== Records for the task ==

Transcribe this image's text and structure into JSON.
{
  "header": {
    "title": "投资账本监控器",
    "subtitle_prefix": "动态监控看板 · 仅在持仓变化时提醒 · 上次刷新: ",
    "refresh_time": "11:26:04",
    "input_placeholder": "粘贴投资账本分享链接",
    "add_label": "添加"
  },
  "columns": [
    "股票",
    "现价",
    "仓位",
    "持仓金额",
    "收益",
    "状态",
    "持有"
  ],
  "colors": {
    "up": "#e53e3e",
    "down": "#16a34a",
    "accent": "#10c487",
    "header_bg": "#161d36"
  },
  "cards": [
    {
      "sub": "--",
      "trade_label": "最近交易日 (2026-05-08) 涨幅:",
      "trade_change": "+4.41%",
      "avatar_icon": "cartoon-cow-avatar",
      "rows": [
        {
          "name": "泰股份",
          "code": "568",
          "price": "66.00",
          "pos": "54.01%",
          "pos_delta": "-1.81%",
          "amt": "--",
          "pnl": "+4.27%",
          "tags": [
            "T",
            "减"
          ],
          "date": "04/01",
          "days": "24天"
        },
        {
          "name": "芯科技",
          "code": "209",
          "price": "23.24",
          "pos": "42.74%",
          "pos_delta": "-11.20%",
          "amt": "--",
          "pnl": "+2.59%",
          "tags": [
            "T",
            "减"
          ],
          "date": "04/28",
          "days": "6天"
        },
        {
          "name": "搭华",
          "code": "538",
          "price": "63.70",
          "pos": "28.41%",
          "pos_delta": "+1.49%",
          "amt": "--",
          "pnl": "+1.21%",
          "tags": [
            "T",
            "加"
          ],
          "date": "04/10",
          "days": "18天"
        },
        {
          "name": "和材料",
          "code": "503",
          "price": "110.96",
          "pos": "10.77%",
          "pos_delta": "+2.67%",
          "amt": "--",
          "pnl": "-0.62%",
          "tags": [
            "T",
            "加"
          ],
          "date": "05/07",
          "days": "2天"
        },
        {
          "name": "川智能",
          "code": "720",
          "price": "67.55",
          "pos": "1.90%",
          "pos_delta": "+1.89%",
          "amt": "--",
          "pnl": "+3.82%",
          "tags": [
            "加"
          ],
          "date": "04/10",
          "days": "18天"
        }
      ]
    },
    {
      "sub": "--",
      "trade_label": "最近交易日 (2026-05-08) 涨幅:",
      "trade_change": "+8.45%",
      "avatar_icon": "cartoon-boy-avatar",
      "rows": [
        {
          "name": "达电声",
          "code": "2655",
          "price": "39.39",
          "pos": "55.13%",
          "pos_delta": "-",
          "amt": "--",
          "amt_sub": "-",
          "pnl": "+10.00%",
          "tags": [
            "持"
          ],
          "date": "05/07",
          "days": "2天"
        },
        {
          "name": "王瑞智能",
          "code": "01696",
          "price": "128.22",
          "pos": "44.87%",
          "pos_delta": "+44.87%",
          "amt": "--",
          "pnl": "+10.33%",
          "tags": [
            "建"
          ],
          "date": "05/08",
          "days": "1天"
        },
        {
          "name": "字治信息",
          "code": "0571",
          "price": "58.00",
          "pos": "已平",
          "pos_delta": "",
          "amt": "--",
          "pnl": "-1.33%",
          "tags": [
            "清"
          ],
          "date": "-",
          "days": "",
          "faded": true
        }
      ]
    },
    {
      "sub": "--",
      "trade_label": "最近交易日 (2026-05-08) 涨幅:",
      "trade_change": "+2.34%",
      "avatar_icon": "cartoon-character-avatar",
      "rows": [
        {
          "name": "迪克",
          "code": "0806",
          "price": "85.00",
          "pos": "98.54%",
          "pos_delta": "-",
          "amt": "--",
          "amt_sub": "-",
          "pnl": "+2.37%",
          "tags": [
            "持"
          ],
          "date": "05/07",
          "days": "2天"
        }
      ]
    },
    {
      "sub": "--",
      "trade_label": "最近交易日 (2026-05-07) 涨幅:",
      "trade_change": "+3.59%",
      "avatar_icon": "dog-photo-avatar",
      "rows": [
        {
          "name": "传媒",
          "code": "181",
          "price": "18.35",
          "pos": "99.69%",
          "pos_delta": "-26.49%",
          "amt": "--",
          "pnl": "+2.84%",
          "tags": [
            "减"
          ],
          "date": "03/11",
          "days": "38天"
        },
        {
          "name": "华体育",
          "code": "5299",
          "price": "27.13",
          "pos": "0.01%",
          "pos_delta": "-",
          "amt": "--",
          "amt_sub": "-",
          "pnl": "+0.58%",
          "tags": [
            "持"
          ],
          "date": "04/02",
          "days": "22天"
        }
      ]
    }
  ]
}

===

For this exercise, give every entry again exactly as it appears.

(Response for this exercise)
Transcribe this image's text and structure into JSON.
{
  "header": {
    "title": "投资账本监控器",
    "subtitle_prefix": "动态监控看板 · 仅在持仓变化时提醒 · 上次刷新: ",
    "refresh_time": "11:26:04",
    "input_placeholder": "粘贴投资账本分享链接",
    "add_label": "添加"
  },
  "columns": [
    "股票",
    "现价",
    "仓位",
    "持仓金额",
    "收益",
    "状态",
    "持有"
  ],
  "colors": {
    "up": "#e53e3e",
    "down": "#16a34a",
    "accent": "#10c487",
    "header_bg": "#161d36"
  },
  "cards": [
    {
      "sub": "--",
      "trade_label": "最近交易日 (2026-05-08) 涨幅:",
      "trade_change": "+4.41%",
      "avatar_icon": "cartoon-cow-avatar",
      "rows": [
        {
          "name": "泰股份",
          "code": "568",
          "price": "66.00",
          "pos": "54.01%",
          "pos_delta": "-1.81%",
          "amt": "--",
          "pnl": "+4.27%",
          "tags": [
            "T",
            "减"
          ],
          "date": "04/01",
          "days": "24天"
        },
        {
          "name": "芯科技",
          "code": "209",
          "price": "23.24",
          "pos": "42.74%",
          "pos_delta": "-11.20%",
          "amt": "--",
          "pnl": "+2.59%",
          "tags": [
            "T",
            "减"
          ],
          "date": "04/28",
          "days": "6天"
        },
        {
          "name": "搭华",
          "code": "538",
          "price": "63.70",
          "pos": "28.41%",
          "pos_delta": "+1.49%",
          "amt": "--",
          "pnl": "+1.21%",
          "tags": [
            "T",
            "加"
          ],
          "date": "04/10",
          "days": "18天"
        },
        {
          "name": "和材料",
          "code": "503",
          "price": "110.96",
          "pos": "10.77%",
          "pos_delta": "+2.67%",
          "amt": "--",
          "pnl": "-0.62%",
          "tags": [
            "T",
            "加"
          ],
          "date": "05/07",
          "days": "2天"
        },
        {
          "name": "川智能",
          "code": "720",
          "price": "67.55",
          "pos": "1.90%",
          "pos_delta": "+1.89%",
          "amt": "--",
          "pnl": "+3.82%",
          "tags": [
            "加"
          ],
          "date": "04/10",
          "days": "18天"
        }
      ]
    },
    {
      "sub": "--",
      "trade_label": "最近交易日 (2026-05-08) 涨幅:",
      "trade_change": "+8.45%",
      "avatar_icon": "cartoon-boy-avatar",
      "rows": [
        {
          "name": "达电声",
          "code": "2655",
          "price": "39.39",
          "pos": "55.13%",
          "pos_delta": "-",
          "amt": "--",
          "amt_sub": "-",
          "pnl": "+10.00%",
          "tags": [
            "持"
          ],
          "date": "05/07",
          "days": "2天"
        },
        {
          "name": "王瑞智能",
          "code": "01696",
          "price": "128.22",
          "pos": "44.87%",
          "pos_delta": "+44.87%",
          "amt": "--",
          "pnl": "+10.33%",
          "tags": [
            "建"
          ],
          "date": "05/08",
          "days": "1天"
        },
        {
          "name": "字治信息",
          "code": "0571",
          "price": "58.00",
          "pos": "已平",
          "pos_delta": "",
          "amt": "--",
          "pnl": "-1.33%",
          "tags": [
            "清"
          ],
          "date": "-",
          "days": "",
          "faded": true
        }
      ]
    },
    {
      "sub": "--",
      "trade_label": "最近交易日 (2026-05-08) 涨幅:",
      "trade_change": "+2.34%",
      "avatar_icon": "cartoon-character-avatar",
      "rows": [
        {
          "name": "迪克",
          "code": "0806",
          "price": "85.00",
          "pos": "98.54%",
          "pos_delta": "-",
          "amt": "--",
          "amt_sub": "-",
          "pnl": "+2.37%",
          "tags": [
            "持"
          ],
          "date": "05/07",
          "days": "2天"
        }
      ]
    },
    {
      "sub": "--",
      "trade_label": "最近交易日 (2026-05-07) 涨幅:",
      "trade_change": "+3.59%",
      "avatar_icon": "dog-photo-avatar",
      "rows": [
        {
          "name": "传媒",
          "code": "181",
          "price": "18.35",
          "pos": "99.69%",
          "pos_delta": "-26.49%",
          "amt": "--",
          "pnl": "+2.84%",
          "tags": [
            "减"
          ],
          "date": "03/11",
          "days": "38天"
        },
        {
          "name": "华体育",
          "code": "5299",
          "price": "27.13",
          "pos": "0.01%",
          "pos_delta": "-",
          "amt": "--",
          "amt_sub": "-",
          "pnl": "+0.58%",
          "tags": [
            "持"
          ],
          "date": "04/02",
          "days": "22天"
        }
      ]
    }
  ]
}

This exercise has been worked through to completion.